Now we come to the last part of this series. Proofreading.
Proofreading is important. It’s the basic checking if you spelled things correctly, is the comma is in the right place for the right reasons, and all of that jazz. But this part has many points to it. So how do you make sure it’s done right? I do it with three different types of proofreaders.
- The Grammar Nazi
- The Fellow Writer or English Buff
- Every Day Reader
Now there is a very important reason for each one and things to remember with each one.
First, the dreaded grammar Nazi. Now I know what you maybe thinking: you don’t want a stuck up grammar person making you feel bad about your work or correcting a error to the typical English rules that you meant to do.
That’s okay! The amazing thing is you don’t have to apply the changes they share. Their editing is opinion. Never forget that! I’ll repeat it! Their editing is opinion! You don’t have to use it. They may point out errors you would like fixed, and that’s what your working for. But if you disagree with a few (or even most of them) then don’t use it.
It’s your book, your work. Don’t let them change you. And most good editors understand that. They’ll understand and not mind one bit if you don’t use it. That’s a mark of a professional. So look for those Nazis.
Second the fellow writer or familiar with English. These people will either be another writer or an English teacher or something like that. Someone who isn’t uptight, knows the craft, so can help with proofreading that isn’t necessarily grammar.
For example, you want to show a hesitation and you use a comma instead of ellipsis. That is correct, but maybe not the strongest way to do it. So they’ll make those corrections, or rather suggestions. Then again, if you like it use it. If not: don’t.
This is helpful for just the structure and basic tools of the trade. So a useful step that is often overlooked, but don’t do it! It’s worth the extra weeks or months, promise.
Third, the average reader. This one is important! Because this is who your books is for. If this person notices something odd in how you do it, likely so will your paid readers. So make sure to use this step last to cover those little bugs. Now again, you may noticed they correct things you want to be that way; it’s okay. Just know other readers may notice as well, but that’s likely why you did it. So don’t stress too much over intentional errors.
And that’s it! Once you’ve gone through those three types of editors: content, beta, and proofreading, and gone through their different steps, your book should be just about ready for publication. But that’s really between you and your editor to decided.

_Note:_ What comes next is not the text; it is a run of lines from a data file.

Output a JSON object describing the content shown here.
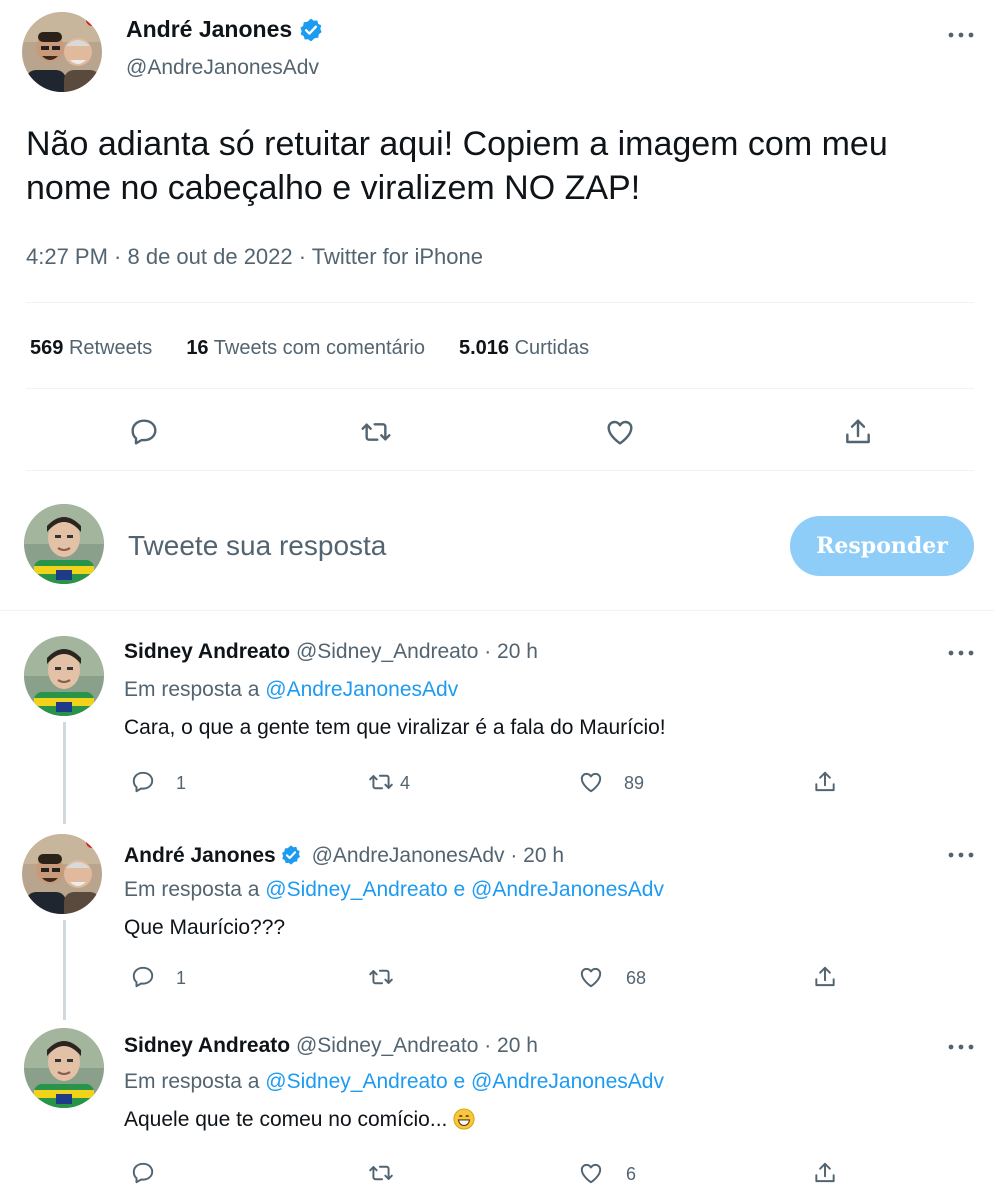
{
  "main_tweet": {
    "author_name": "André Janones",
    "author_handle": "@AndreJanonesAdv",
    "text": "Não adianta só retuitar aqui! Copiem a imagem com meu nome no cabeçalho e viralizem NO ZAP!",
    "meta": "4:27 PM · 8 de out de 2022 · Twitter for iPhone",
    "stats": {
      "retweets_count": "569",
      "retweets_label": "Retweets",
      "quotes_count": "16",
      "quotes_label": "Tweets com comentário",
      "likes_count": "5.016",
      "likes_label": "Curtidas"
    },
    "actions": [
      "reply-icon",
      "retweet-icon",
      "like-icon",
      "share-icon"
    ]
  },
  "compose": {
    "placeholder": "Tweete sua resposta",
    "button_label": "Responder"
  },
  "replies": [
    {
      "name": "Sidney Andreato",
      "handle_time": "@Sidney_Andreato · 20 h",
      "verified": false,
      "reply_prefix": "Em resposta a",
      "reply_to": "@AndreJanonesAdv",
      "text": "Cara, o que a gente tem que viralizar é a fala do Maurício!",
      "reply_count": "1",
      "retweet_count": "4",
      "like_count": "89"
    },
    {
      "name": "André Janones",
      "handle_time": "@AndreJanonesAdv · 20 h",
      "verified": true,
      "reply_prefix": "Em resposta a",
      "reply_to": "@Sidney_Andreato e @AndreJanonesAdv",
      "text": "Que Maurício???",
      "reply_count": "1",
      "retweet_count": "",
      "like_count": "68"
    },
    {
      "name": "Sidney Andreato",
      "handle_time": "@Sidney_Andreato · 20 h",
      "verified": false,
      "reply_prefix": "Em resposta a",
      "reply_to": "@Sidney_Andreato e @AndreJanonesAdv",
      "text": "Aquele que te comeu no comício...",
      "reply_count": "",
      "retweet_count": "",
      "like_count": "6"
    }
  ],
  "colors": {
    "accent": "#1d9bf0",
    "button_disabled": "#8ecdf7",
    "text_secondary": "#536471",
    "divider": "#eff3f4"
  }
}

If it need more work, In what area? Then go back and start the editing in that right area. Just always remember to go through proofreading after. You don’t want those little issues giving you bad reviews.
So go on! Enjoy your editing! Make amazing books and share you successes in the comments. We’d love to share them!